‘It becomes a black dwarf.’
‘That’s it!’ he declares and we laugh and go in search of the Orion Nebula.
In some ways you might say that we are short of modern stories to explain our position in the universe: we have looked so far into deep space that we cannot see the blueprint of the heavens so they might parallel our lives, or the drama of the solar system in which our planet, Earth, plays a distinctive role.
Maybe we need to know that the ship is always going down because that is the fate of all things in the universe, and that our struggle and desire to hold firm and burn brightly in the night sky, in spite of our inevitable mortality, is what makes sense of everything, whether we are a 4-billion-year-old star or a butterfly who lives for three days. That is what gives us meaning and dignity and frees us from Varuna’s noose as a people.
To shine means we have to deal with the darkness of ourselves and our collective, which is the ‘sacrifice’ described by all mystery and spiritual traditions. We have to lose our untempered powers and pleasures, so our hearts may weigh as light as Maat’s feather. Civilisations fall because, as native and archaic myths tell us, we fall into matter and neglect our light and fiery natures and our connection to dimensions beyond the one-dimensional here and now.

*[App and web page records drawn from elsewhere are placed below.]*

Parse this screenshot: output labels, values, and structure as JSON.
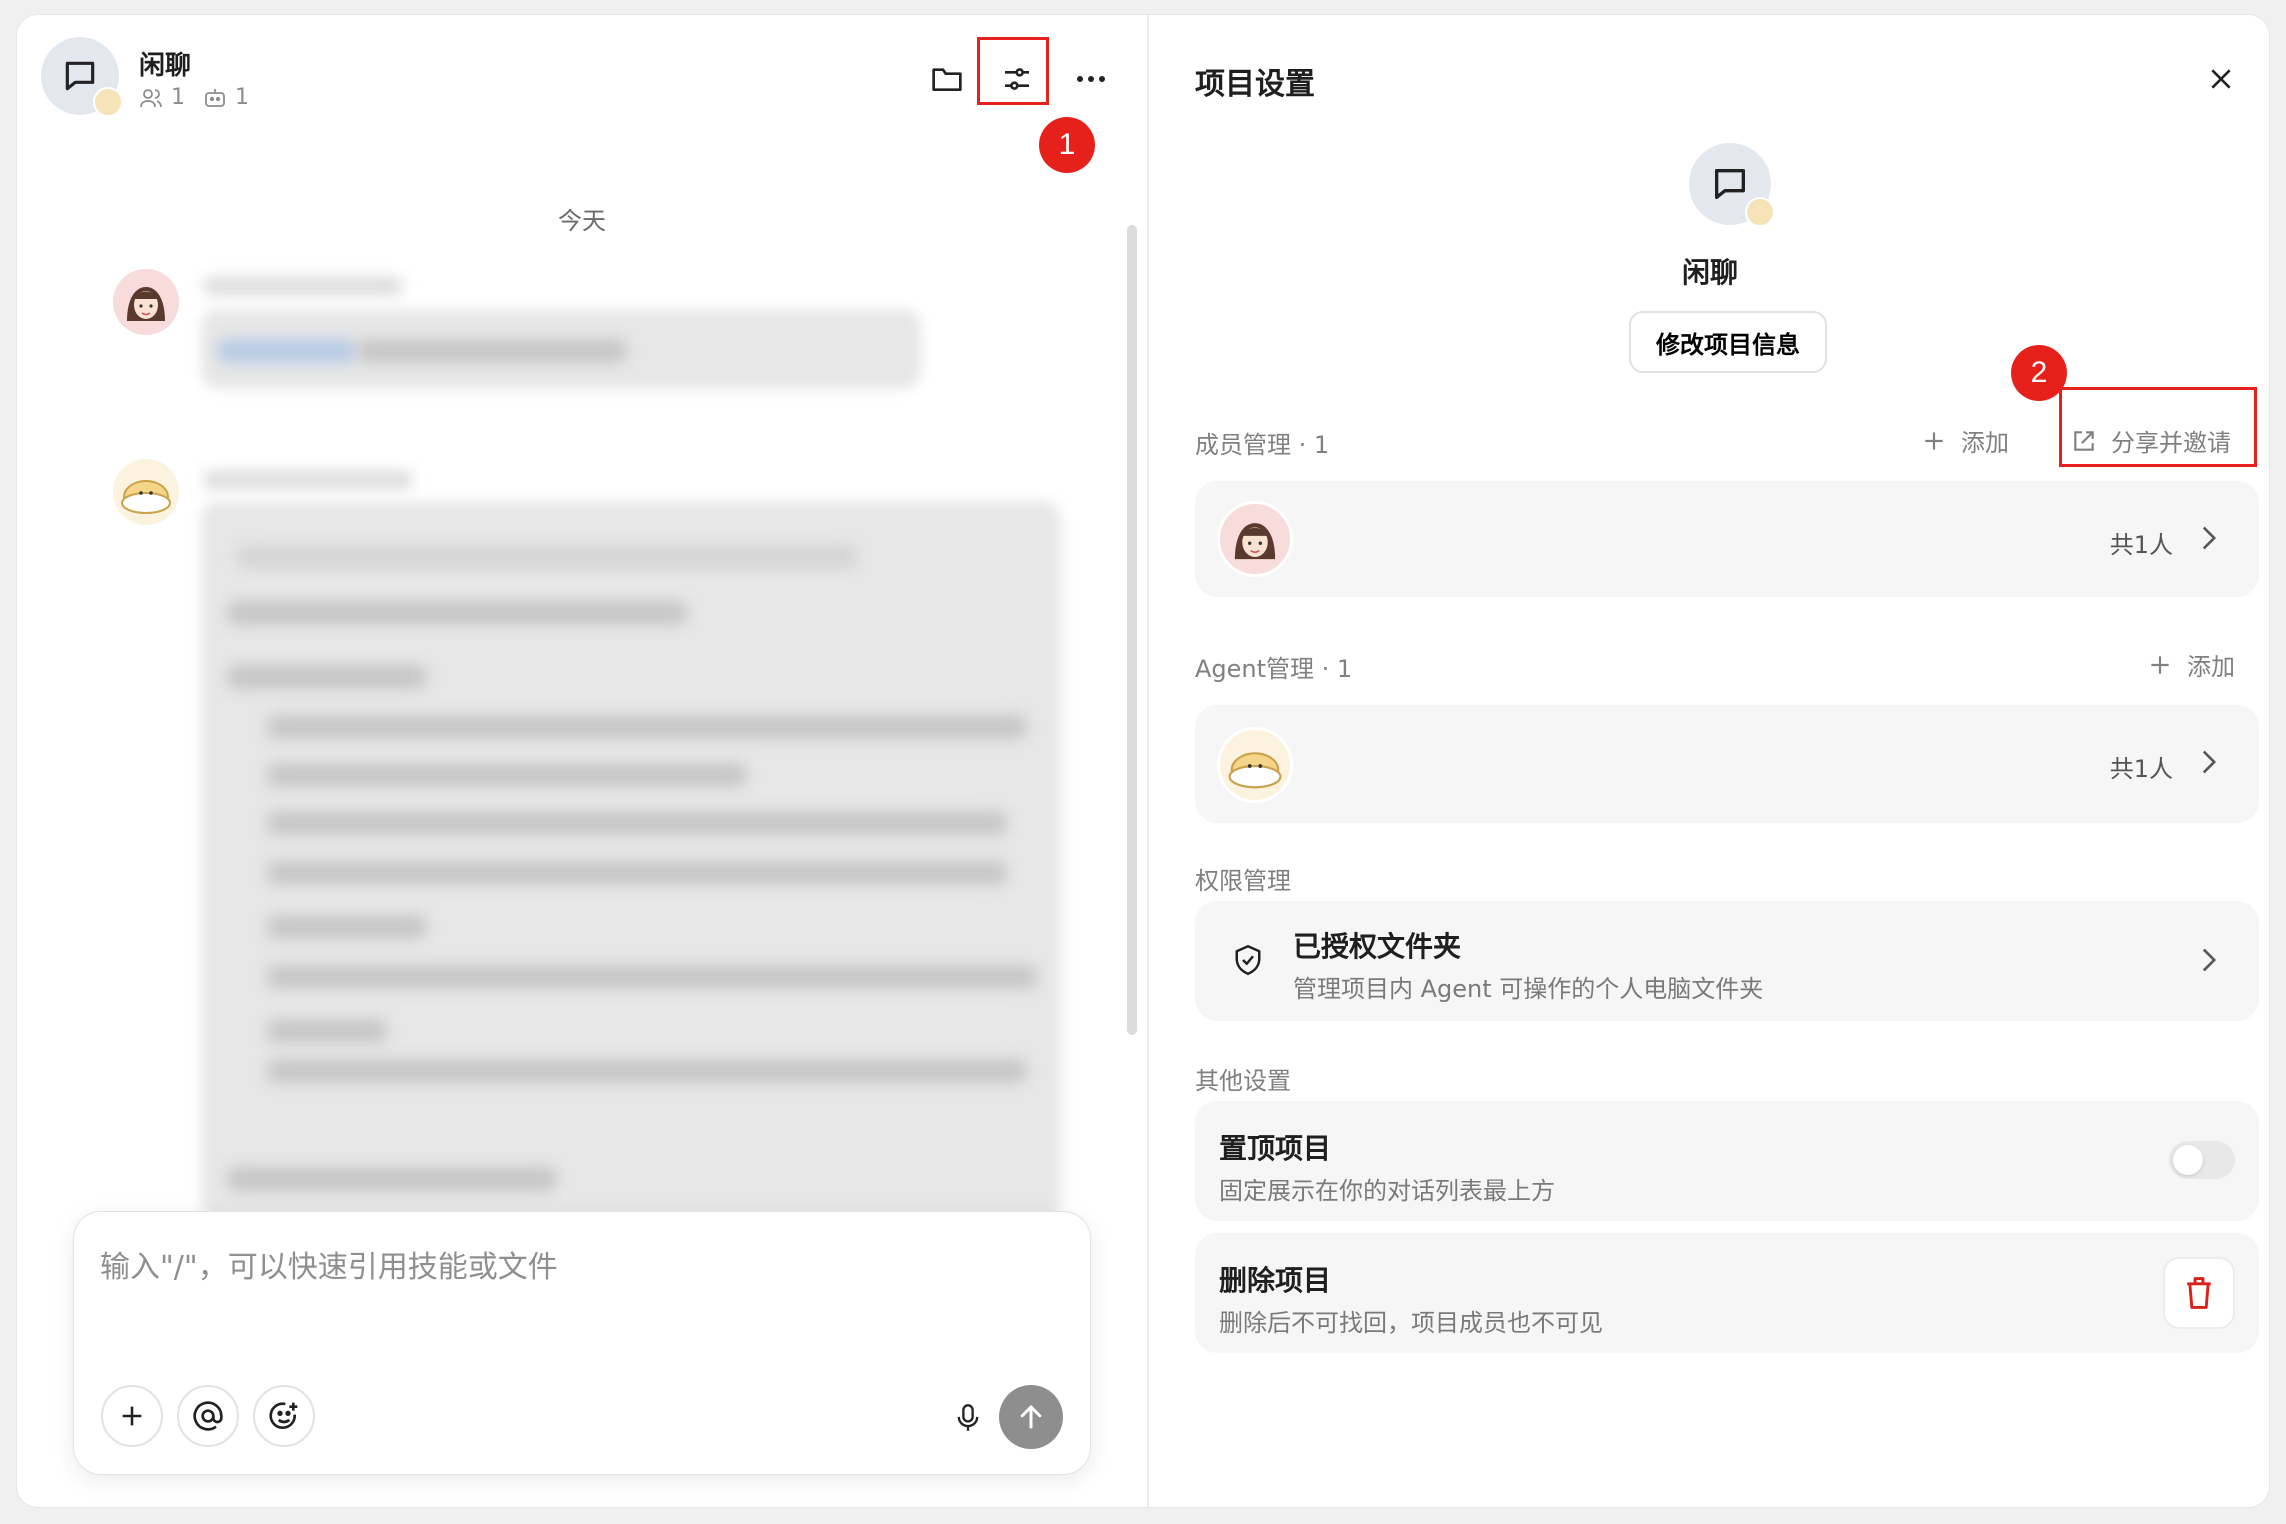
{
  "chat": {
    "title": "闲聊",
    "member_count": "1",
    "agent_count": "1",
    "date_separator": "今天"
  },
  "header_icons": [
    "folder-icon",
    "settings-sliders-icon",
    "more-icon"
  ],
  "composer": {
    "placeholder": "输入\"/\"，可以快速引用技能或文件",
    "buttons": [
      "plus-icon",
      "at-icon",
      "emoji-icon",
      "mic-icon",
      "send-arrow-icon"
    ]
  },
  "annotations": {
    "step1": "1",
    "step2": "2",
    "highlight_color": "#e6211b"
  },
  "settings": {
    "title": "项目设置",
    "project_name": "闲聊",
    "edit_button": "修改项目信息",
    "members": {
      "label": "成员管理 · 1",
      "add": "添加",
      "share": "分享并邀请",
      "count": "共1人"
    },
    "agents": {
      "label": "Agent管理 · 1",
      "add": "添加",
      "count": "共1人"
    },
    "permissions": {
      "label": "权限管理",
      "folder_title": "已授权文件夹",
      "folder_desc": "管理项目内 Agent 可操作的个人电脑文件夹"
    },
    "other": {
      "label": "其他设置",
      "pin_title": "置顶项目",
      "pin_desc": "固定展示在你的对话列表最上方",
      "pin_enabled": false,
      "delete_title": "删除项目",
      "delete_desc": "删除后不可找回，项目成员也不可见"
    }
  },
  "colors": {
    "accent_red": "#e6211b",
    "trash_red": "#d9201a",
    "send_gray": "#8e8e8e"
  }
}
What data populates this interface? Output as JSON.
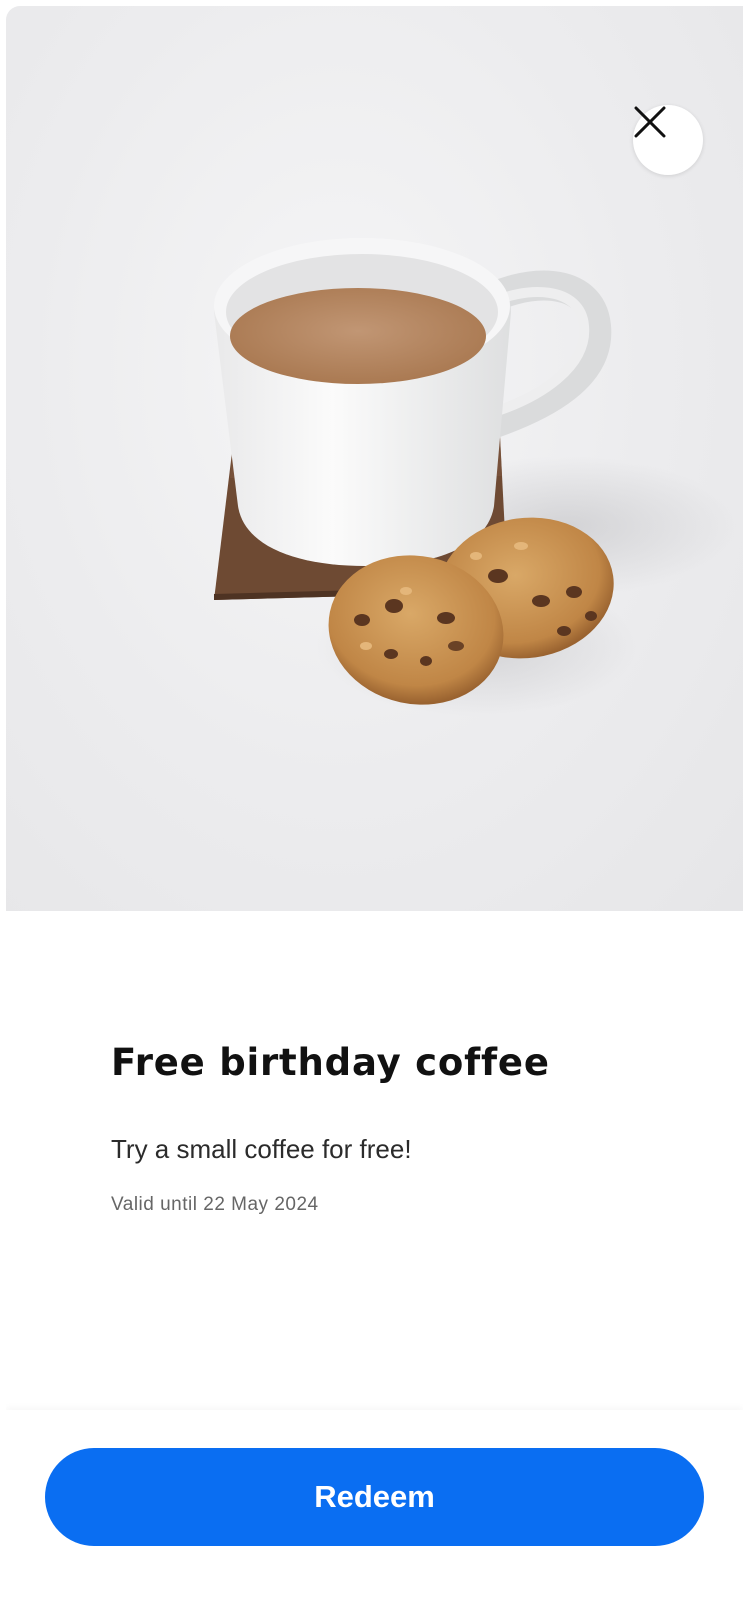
{
  "offer": {
    "title": "Free birthday coffee",
    "description": "Try a small coffee for free!",
    "validity": "Valid until 22 May 2024"
  },
  "actions": {
    "redeem_label": "Redeem",
    "close_icon": "close-icon"
  },
  "image": {
    "subject": "coffee-mug-with-cookies"
  },
  "colors": {
    "accent": "#0a6ef2",
    "title_text": "#111111",
    "secondary_text": "#666666"
  }
}
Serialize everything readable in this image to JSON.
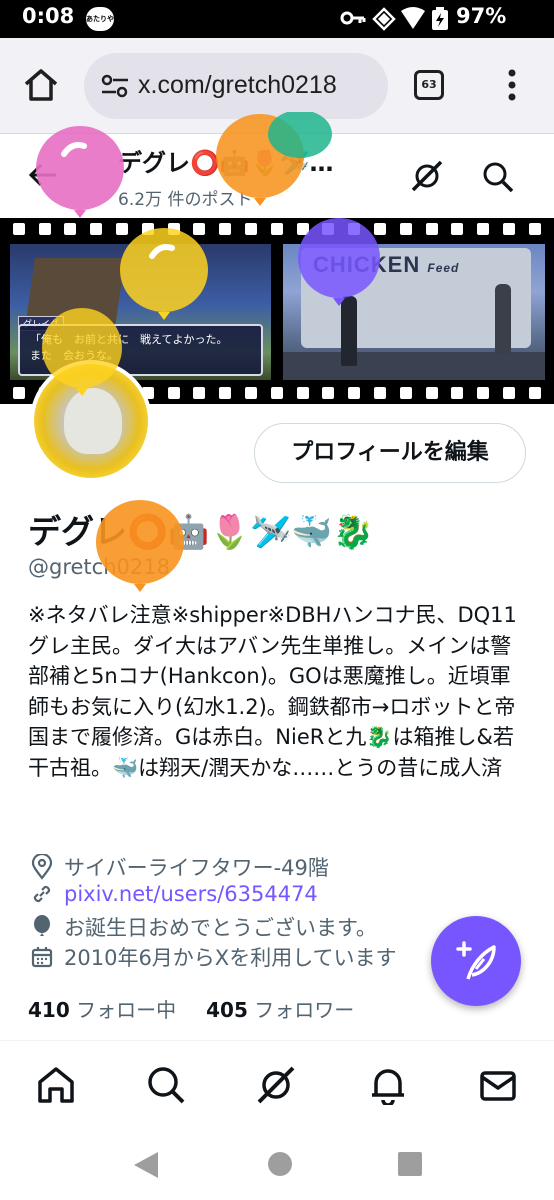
{
  "status_bar": {
    "time": "0:08",
    "app_badge": "あたりや",
    "battery": "97%",
    "icons": [
      "key-icon",
      "wifi-icon",
      "signal-icon",
      "battery-charging-icon"
    ]
  },
  "browser": {
    "url": "x.com/gretch0218",
    "tab_count": "63"
  },
  "header": {
    "name": "デグレ⭕🤖🌷🛩️…",
    "post_count": "6.2万 件のポスト"
  },
  "banner": {
    "dialog_speaker": "グレイグ",
    "dialog_text_1": "「俺も　お前と共に　戦えてよかった。",
    "dialog_text_2": "また　会おうな。",
    "sign_text": "CHICKEN",
    "sign_small": "Feed"
  },
  "profile": {
    "edit_button": "プロフィールを編集",
    "display_name": "デグレ⭕🤖🌷🛩️🐳🐉",
    "handle": "@gretch0218",
    "bio": "※ネタバレ注意※shipper※DBHハンコナ民、DQ11グレ主民。ダイ大はアバン先生単推し。メインは警部補と5nコナ(Hankcon)。GOは悪魔推し。近頃軍師もお気に入り(幻水1.2)。鋼鉄都市→ロボットと帝国まで履修済。Gは赤白。NieRと九🐉は箱推し&若干古祖。🐳は翔天/潤天かな……とうの昔に成人済",
    "location": "サイバーライフタワー-49階",
    "link": "pixiv.net/users/6354474",
    "birthday": "お誕生日おめでとうございます。",
    "joined": "2010年6月からXを利用しています",
    "following_count": "410",
    "following_label": "フォロー中",
    "followers_count": "405",
    "followers_label": "フォロワー"
  },
  "tabs": [
    "home-icon",
    "search-icon",
    "grok-icon",
    "notifications-icon",
    "messages-icon"
  ],
  "colors": {
    "accent": "#7856ff",
    "text": "#0f1419",
    "secondary": "#536471"
  }
}
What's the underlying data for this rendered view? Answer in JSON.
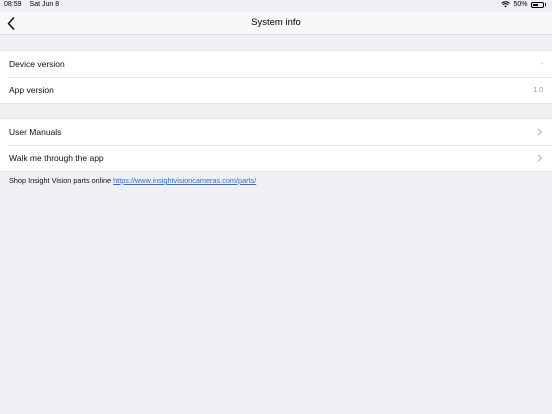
{
  "status_bar": {
    "time": "08:59",
    "date": "Sat Jun 8",
    "battery": "50%",
    "battery_level": 0.5
  },
  "nav": {
    "title": "System info",
    "back_icon": "chevron-left-icon"
  },
  "version_group": {
    "device_label": "Device version",
    "device_value": "-",
    "app_label": "App version",
    "app_value": "1.0"
  },
  "help_group": {
    "manuals_label": "User Manuals",
    "walkthrough_label": "Walk me through the app"
  },
  "footer": {
    "text": "Shop Insight Vision parts online",
    "link": "https://www.insightvisioncameras.com/parts/"
  },
  "colors": {
    "background": "#f0eff4",
    "link": "#2a6fd6",
    "secondary_text": "#9a9aa0"
  }
}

Though the astronomers can give us facts and the mythmakers and astrologers stories, our life together under this night sky is always a mystery, something unknowable, something you cannot pin down with word or image, number or symbol. But, if on a clear night you can let that mystery in and let it move about you, you might discover everything that ever needs to be known. That’s a paradox only the human heart can handle.
Sometimes I do not know entirely who I am: there is a lot of space and time now, where there used to be history and culture and closed doors. I am more actor than storyteller, and so perhaps in this brief role as messenger I can enter and answer Mr Hillman’s question at this point in the play:
What do we do now, Jimmy Dean, Jimmy Dean?
Open your mind; set the gods free. All hands on deck.
Images: We Sit Starving Amongst Our Gold and A Good Day for Cyclists by Jeremy Deller at the Venice Biennale (photographed by Susan Eyre). Deller’s English Magic is now on tour in London, Bristol and Margate; still from Life of Pi, director Ang Lee (2013)
Charlotte Du Cann is a writer and editor and part of the core team behind The Dark Mountain Project. charlotteducann.blogspot.co.uk